Right off the bat you're attacked by wild pigs and marauding bad guys in the forest. Oh, great, combat, I thought. Combat doesn't usually do it for me in games. I'm just not that interested in whether I can shoot or not.
However, in an RPG like LOL, there's more of a point to combat. Through successful combat you strive to improve your ratings in the three skill areas. After a certain amount of progress is made, your character goes up a level, and his skills become that much more effective.
This added a whole new spin to the combat thing for me. It gave it a real purpose! I lived to see my skill level indicator creep up, up, ever closer to the next level. I cheered whenever the game congratulated me for reaching a new level of magic or fighting or whatever.

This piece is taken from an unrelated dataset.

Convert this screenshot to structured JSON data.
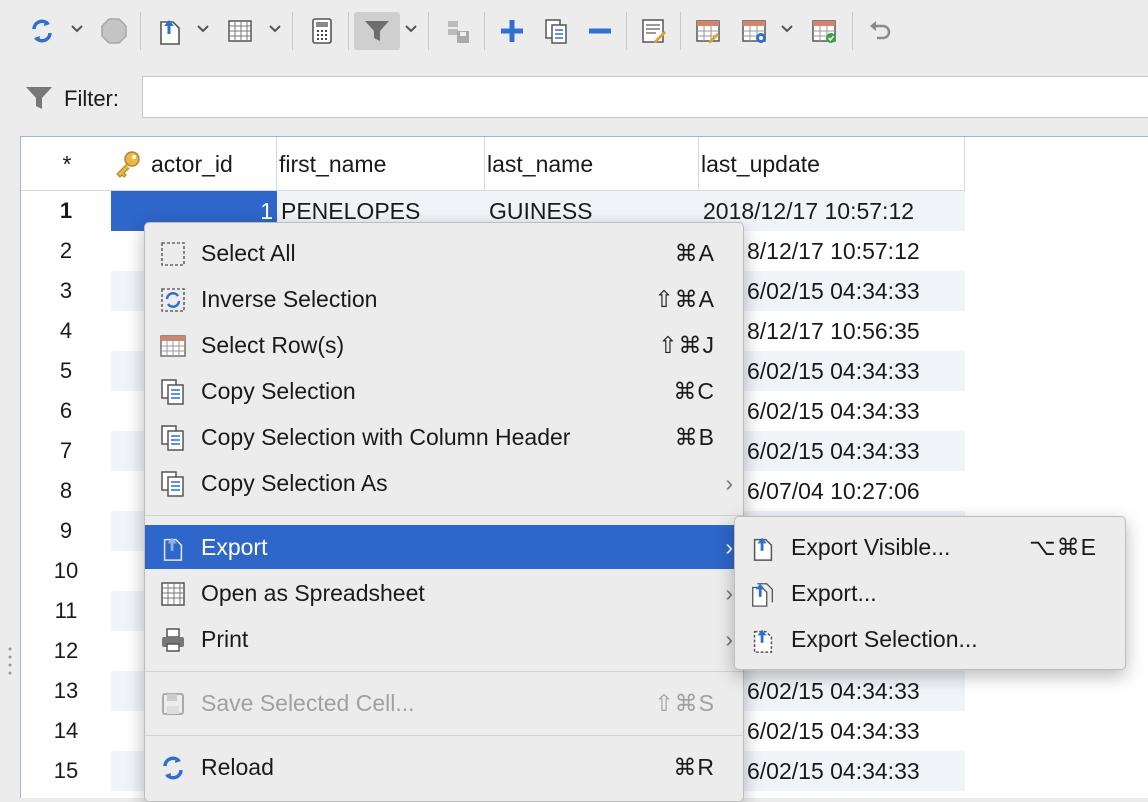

It's a good thing I found a certain satisfaction in this fighting, because it made up at least 90% of the gameplay of LOL. Sure, there are puzzles and cutscenes. There are vast areas to explore, characters to meet, subquests to fulfill, etc. But mostly it's figuring out ways to cut down the bad guys before they kill you.
Along the way you make friends who become companions on your quests. In other words, you end up fighting as a party, not an individual. This adds interest to the game, as you decide which weapons, armor, and gadgets to supply each character with.

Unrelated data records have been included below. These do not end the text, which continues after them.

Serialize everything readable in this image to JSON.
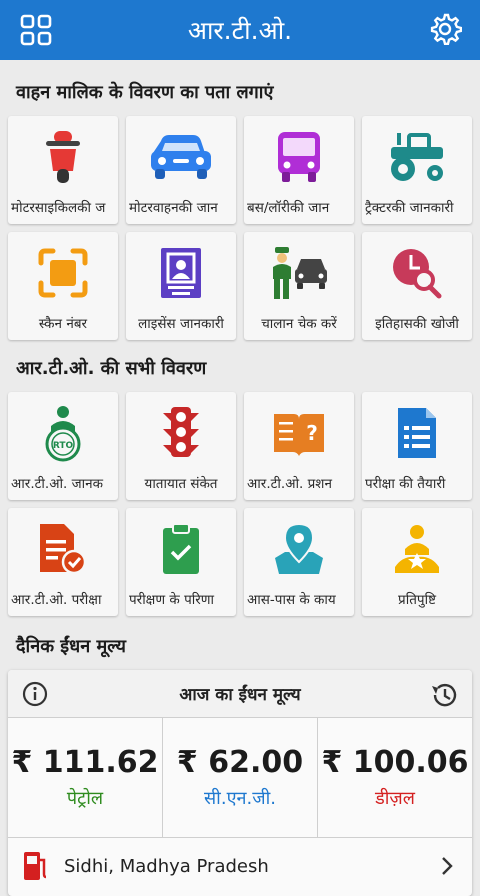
{
  "app": {
    "title": "आर.टी.ओ."
  },
  "sections": {
    "vehicle_owner": "वाहन मालिक के विवरण का पता लगाएं",
    "rto_details": "आर.टी.ओ. की सभी विवरण",
    "fuel": "दैनिक ईंधन मूल्य"
  },
  "vehicle_tiles": [
    {
      "label": "मोटरसाइकिलकी ज",
      "icon": "motorcycle-icon"
    },
    {
      "label": "मोटरवाहनकी जान",
      "icon": "car-icon"
    },
    {
      "label": "बस/लॉरीकी जान",
      "icon": "bus-icon"
    },
    {
      "label": "ट्रैक्टरकी जानकारी",
      "icon": "tractor-icon"
    },
    {
      "label": "स्कैन नंबर",
      "icon": "scan-icon"
    },
    {
      "label": "लाइसेंस जानकारी",
      "icon": "license-icon"
    },
    {
      "label": "चालान चेक करें",
      "icon": "challan-icon"
    },
    {
      "label": "इतिहासकी खोजी",
      "icon": "history-search-icon"
    }
  ],
  "rto_tiles": [
    {
      "label": "आर.टी.ओ. जानक",
      "icon": "rto-officer-icon"
    },
    {
      "label": "यातायात संकेत",
      "icon": "traffic-light-icon"
    },
    {
      "label": "आर.टी.ओ. प्रशन",
      "icon": "question-book-icon"
    },
    {
      "label": "परीक्षा की तैयारी",
      "icon": "exam-prep-icon"
    },
    {
      "label": "आर.टी.ओ. परीक्षा",
      "icon": "exam-document-icon"
    },
    {
      "label": "परीक्षण के परिणा",
      "icon": "clipboard-check-icon"
    },
    {
      "label": "आस-पास के काय",
      "icon": "map-pin-icon"
    },
    {
      "label": "प्रतिपुष्टि",
      "icon": "feedback-icon"
    }
  ],
  "fuel": {
    "title": "आज का ईंधन मूल्य",
    "prices": [
      {
        "value": "₹ 111.62",
        "name": "पेट्रोल",
        "color": "#2e8b1e"
      },
      {
        "value": "₹ 62.00",
        "name": "सी.एन.जी.",
        "color": "#1e78cf"
      },
      {
        "value": "₹ 100.06",
        "name": "डीज़ल",
        "color": "#d42020"
      }
    ],
    "location": "Sidhi, Madhya Pradesh"
  },
  "colors": {
    "appbar": "#1e78cf",
    "background": "#ebebeb"
  }
}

As I said, this is a gigantic game, one of the longest I've ever played. If you get sent into a cave, it's not just a cave, it's a four-level booby-trapped, monster-infested labyrinth, each level about the size of Rhode Island. If you get sent into the swamp, ditto.
This causes the game, for me, to become quite repetitive. The structure of the gameplay never changed: it's always work your way through a maze (with automapping, thank you Westwood Studios), getting ready to kill the scary things that are probably around the corner. Only the scenery changes: we're in a forest maze, now we're in a cave maze, now a mine maze, now a swamp maze, now a castle maze, etc.
I guess I didn't find it too tedious, because I never stopped playing over a period of about fifteen days. I did long for more puzzles to solve or more character interaction, however.
The game has a serious flaw near the very end that I must mention. To solve the final three puzzles that end the game, four artifacts are needed, one of which is behind a locked door that you have to pick open. Unfortunately, it turns out that this particular lock can only be picked by a character with a certain (high) "rogue" skill level. If you've reached this point in the game without achieving that level--as I did--you are in serious trouble. I almost had to give up on the game. Finally, after several brutal hours of fighting the toughest monsters in the game with a prissy little crossbow in a desperate attempt to upgrade my "rogue" rating, I managed to do it ... but I almost had to call 911.
I'm glad I played Lands of Lore: Throne of Chaos, and I'm interested in playing its sequel, Lands of Lore: Guardians of Destiny. I also think I'll give Betrayal at Krondor, Baldur's Gate, Fallout, and Planescape: Torment a try. Wonder if I'll be able to handle the combat in those games?
I know LOL isn't representative of all RPG games, and I suspect that character building and development in later RPG titles becomes much more complex and interesting than the three simple qualities used in LOL. But this game did whet my appetite to learn more about this ever-popular genre. I recommend it to my adventurous friends.
Final Grade: B